# SUPPLIED MATERIAL
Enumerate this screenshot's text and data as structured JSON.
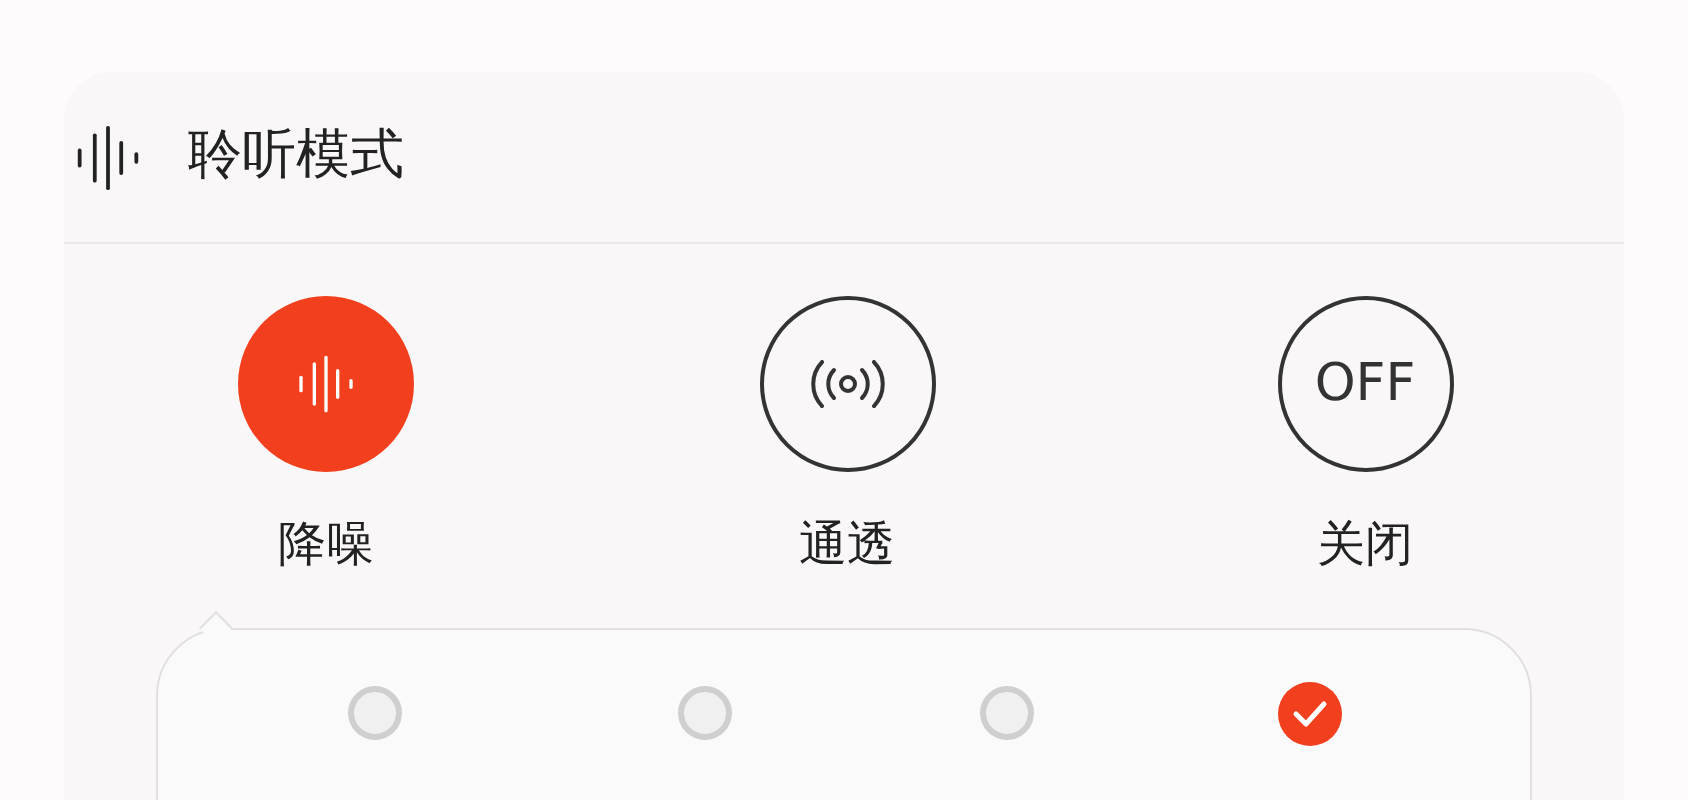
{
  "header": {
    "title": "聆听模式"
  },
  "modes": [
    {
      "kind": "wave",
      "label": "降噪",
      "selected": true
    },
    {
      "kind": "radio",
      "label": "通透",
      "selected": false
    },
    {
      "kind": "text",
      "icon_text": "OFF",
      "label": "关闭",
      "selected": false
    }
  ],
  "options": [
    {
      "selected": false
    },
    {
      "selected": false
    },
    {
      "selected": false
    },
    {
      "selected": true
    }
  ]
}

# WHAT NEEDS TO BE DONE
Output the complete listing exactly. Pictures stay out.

# WRITTEN SOLUTION
Enumerate this screenshot's text and data as structured JSON.
{
  "header": {
    "title": "聆听模式"
  },
  "modes": [
    {
      "kind": "wave",
      "label": "降噪",
      "selected": true
    },
    {
      "kind": "radio",
      "label": "通透",
      "selected": false
    },
    {
      "kind": "text",
      "icon_text": "OFF",
      "label": "关闭",
      "selected": false
    }
  ],
  "options": [
    {
      "selected": false
    },
    {
      "selected": false
    },
    {
      "selected": false
    },
    {
      "selected": true
    }
  ]
}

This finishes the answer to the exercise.